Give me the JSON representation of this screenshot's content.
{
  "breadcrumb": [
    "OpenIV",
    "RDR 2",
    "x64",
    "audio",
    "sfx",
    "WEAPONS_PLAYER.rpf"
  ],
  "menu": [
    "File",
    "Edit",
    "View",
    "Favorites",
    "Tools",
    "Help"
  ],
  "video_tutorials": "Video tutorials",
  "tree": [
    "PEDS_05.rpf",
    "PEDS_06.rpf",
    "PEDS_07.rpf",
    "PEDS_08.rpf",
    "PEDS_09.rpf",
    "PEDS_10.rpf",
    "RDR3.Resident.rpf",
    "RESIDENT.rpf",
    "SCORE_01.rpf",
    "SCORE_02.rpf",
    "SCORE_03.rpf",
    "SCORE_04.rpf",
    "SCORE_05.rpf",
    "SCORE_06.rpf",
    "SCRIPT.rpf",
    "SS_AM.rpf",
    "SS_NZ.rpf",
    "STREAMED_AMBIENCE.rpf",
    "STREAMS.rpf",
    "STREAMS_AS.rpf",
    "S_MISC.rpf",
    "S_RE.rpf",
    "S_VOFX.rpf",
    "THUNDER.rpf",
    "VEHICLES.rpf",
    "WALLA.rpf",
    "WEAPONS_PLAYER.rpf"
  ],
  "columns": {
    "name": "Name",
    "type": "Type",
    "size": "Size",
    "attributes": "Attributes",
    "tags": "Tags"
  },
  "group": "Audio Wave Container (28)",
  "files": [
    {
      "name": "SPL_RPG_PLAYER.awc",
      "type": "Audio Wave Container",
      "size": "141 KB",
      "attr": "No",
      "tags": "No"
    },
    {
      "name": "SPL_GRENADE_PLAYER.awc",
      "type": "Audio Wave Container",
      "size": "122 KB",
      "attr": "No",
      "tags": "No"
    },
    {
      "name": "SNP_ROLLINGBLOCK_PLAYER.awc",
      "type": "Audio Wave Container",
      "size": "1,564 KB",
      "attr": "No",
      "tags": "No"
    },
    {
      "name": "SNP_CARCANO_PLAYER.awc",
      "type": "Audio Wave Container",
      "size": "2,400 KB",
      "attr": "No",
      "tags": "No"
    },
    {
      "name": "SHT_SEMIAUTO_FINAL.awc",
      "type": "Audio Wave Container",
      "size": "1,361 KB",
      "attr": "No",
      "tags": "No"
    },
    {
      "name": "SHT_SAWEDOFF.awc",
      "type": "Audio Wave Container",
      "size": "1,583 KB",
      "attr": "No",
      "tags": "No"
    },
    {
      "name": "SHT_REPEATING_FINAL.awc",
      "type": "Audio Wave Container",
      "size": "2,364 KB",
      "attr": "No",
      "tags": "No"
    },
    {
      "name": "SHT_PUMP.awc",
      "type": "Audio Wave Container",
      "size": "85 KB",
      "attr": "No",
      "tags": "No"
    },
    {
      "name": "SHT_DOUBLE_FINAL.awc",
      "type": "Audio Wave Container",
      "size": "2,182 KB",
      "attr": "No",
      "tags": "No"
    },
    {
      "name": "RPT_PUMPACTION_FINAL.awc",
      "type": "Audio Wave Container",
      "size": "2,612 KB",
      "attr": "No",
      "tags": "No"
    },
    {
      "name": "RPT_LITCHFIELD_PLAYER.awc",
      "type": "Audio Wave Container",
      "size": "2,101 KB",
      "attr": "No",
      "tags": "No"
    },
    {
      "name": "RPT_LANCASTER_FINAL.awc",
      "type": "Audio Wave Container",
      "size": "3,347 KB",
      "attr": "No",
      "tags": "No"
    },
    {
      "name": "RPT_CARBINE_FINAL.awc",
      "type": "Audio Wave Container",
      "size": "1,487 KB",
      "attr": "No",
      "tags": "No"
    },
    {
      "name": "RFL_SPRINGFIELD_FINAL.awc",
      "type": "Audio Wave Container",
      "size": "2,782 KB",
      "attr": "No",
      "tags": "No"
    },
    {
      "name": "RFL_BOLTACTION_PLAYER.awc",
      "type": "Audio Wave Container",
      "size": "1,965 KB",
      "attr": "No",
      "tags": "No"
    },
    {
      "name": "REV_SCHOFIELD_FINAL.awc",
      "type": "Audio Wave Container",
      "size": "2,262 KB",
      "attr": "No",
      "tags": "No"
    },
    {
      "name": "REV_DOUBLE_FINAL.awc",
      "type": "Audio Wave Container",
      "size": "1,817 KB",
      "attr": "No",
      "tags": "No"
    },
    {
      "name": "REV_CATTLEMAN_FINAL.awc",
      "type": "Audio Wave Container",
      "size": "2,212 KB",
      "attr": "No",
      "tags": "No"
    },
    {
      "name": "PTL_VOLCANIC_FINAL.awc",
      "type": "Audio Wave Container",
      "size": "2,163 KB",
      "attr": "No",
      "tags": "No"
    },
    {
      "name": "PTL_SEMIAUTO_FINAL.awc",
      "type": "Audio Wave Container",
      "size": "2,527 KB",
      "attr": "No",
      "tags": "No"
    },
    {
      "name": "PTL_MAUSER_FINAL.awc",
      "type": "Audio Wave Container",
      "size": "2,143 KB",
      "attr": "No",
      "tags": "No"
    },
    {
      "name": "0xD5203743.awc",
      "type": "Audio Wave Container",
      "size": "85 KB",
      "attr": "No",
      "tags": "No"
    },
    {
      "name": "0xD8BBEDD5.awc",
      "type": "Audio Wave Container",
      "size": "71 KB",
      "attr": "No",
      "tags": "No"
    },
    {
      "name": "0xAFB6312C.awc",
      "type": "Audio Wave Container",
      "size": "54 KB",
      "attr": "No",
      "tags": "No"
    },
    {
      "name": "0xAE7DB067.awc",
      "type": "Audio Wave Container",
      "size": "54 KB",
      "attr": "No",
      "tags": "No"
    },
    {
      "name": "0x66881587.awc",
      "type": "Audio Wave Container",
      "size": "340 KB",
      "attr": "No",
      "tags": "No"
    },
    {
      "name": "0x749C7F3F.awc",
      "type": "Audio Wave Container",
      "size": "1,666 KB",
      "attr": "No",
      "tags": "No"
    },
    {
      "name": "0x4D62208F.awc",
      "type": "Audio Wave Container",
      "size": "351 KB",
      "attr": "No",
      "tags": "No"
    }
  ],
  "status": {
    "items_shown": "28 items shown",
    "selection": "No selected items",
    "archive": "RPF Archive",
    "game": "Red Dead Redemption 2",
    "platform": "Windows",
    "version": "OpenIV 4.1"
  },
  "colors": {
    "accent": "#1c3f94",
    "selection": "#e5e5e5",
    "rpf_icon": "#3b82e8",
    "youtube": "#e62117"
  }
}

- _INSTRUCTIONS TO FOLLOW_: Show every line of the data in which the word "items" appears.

- _OUTPUT OF THE TASK_:
    "items_shown": "28 items shown",
    "selection": "No selected items",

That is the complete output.